1/30/2013, 4:59 p.m.

ANNAPOLIS - In his seventh State of the State address on Wednesday, Gov. Martin O'Malley urged lawmakers to continue pushing forward on gun control, job creation and death penalty repeal, issues that some say O'Malley is using to position himself for a run at national office.

O'Malley dedicated roughly equal time in his approximately 30-minute address to congratulating lawmakers for past results on education and job creation, and urging them to support his policy choices moving forward.

The theme of O'Malley's second-to-last State of the State was "better choices, better results."

"When the national recession hit, wiping out jobs and revenues all across our country, other states tried to cut their way to prosperity," O'Malley said. "But in Maryland, we made better choices."

Those "better choices" include instituting new performance metrics designed to make government more efficient, constraining spending and investing in education and innovation, O'Malley said.

O'Malley, who recently proposed some of the strictest gun control laws in the country, renewed his call for a ban on assault rifles and tighter background check requirements for firearm purchasers.

While violent crime in Maryland is down 25 percent since 2006, "we lose far too many American lives to gun violence," O'Malley said.

"I thought it was the best State of the State speech he's given," said Todd Eberly, assistant professor of political science and public policy at St. Mary's College of Maryland, calling the address "well-crafted and well-delivered."

While Eberly believes that O'Malley will finish the legislative session with "some pretty significant accomplishments," he doesn't expect Maryland lawmakers to agree to gun control bills as strict as those recently passed in New York. O'Malley's proposals are similar to the bills passed in New York.

Following the speech, Republicans took the opportunity to point out the half-dozen foreign diplomats in attendance, citing this as evidence of O'Malley's desire to attract a national audience.
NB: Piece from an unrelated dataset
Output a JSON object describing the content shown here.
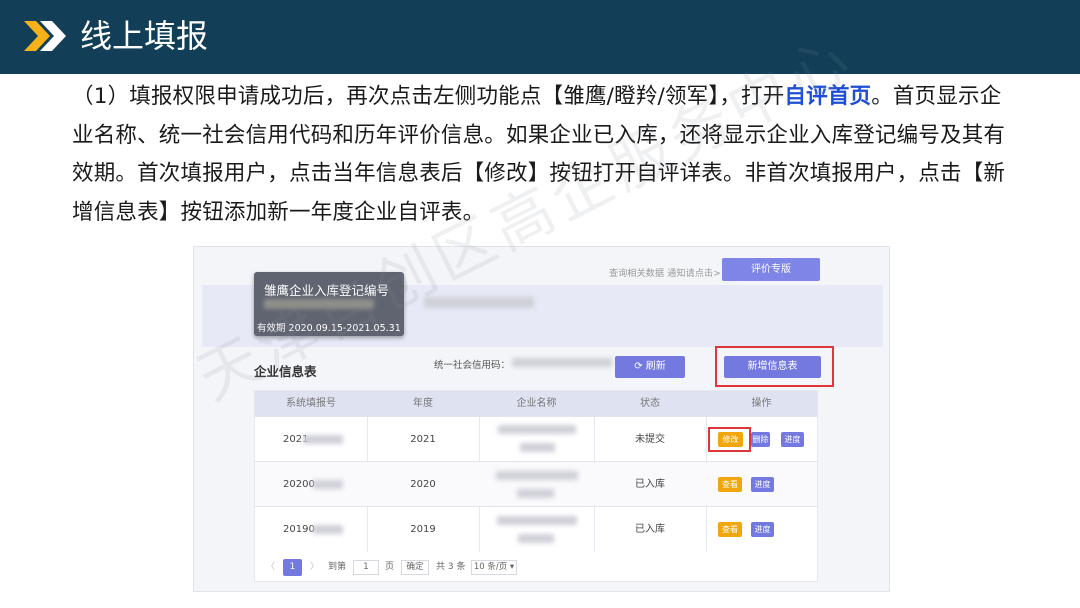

Rather than focusing on the specific needs of Marylanders, the policies O'Malley spelled out in his speech had more to do with Democrats' national agenda of taxes and gun control, said Sen. E.J. Pipkin, R-Upper Shore.

"He's coming for your money...he's coming for your guns," Pipkin said.

O'Malley wants to use the current legislative session to take on another controversial issue: repealing the death penalty.

"The death penalty is expensive and it does not work," O'Malley said, adding that "it cannot be administered without racial bias."

Maryland, which currently has five inmates on death row, has not executed a prisoner since 2005. In 2009, state lawmakers passed a bill restricting the use of the death penalty to cases where DNA evidence, a confession, or video evidence of the crime is available.

If O'Malley can push his proposals through the General Assembly, Maryland will become the 18th state to completely abolish the death penalty.

Climate change and alternative energy, namely wind power, are also high on O'Malley's list of priorities for 2013. He has proposed multi-billion dollar taxpayer subsidies for the construction of a new wind power farm off the coast of Ocean City.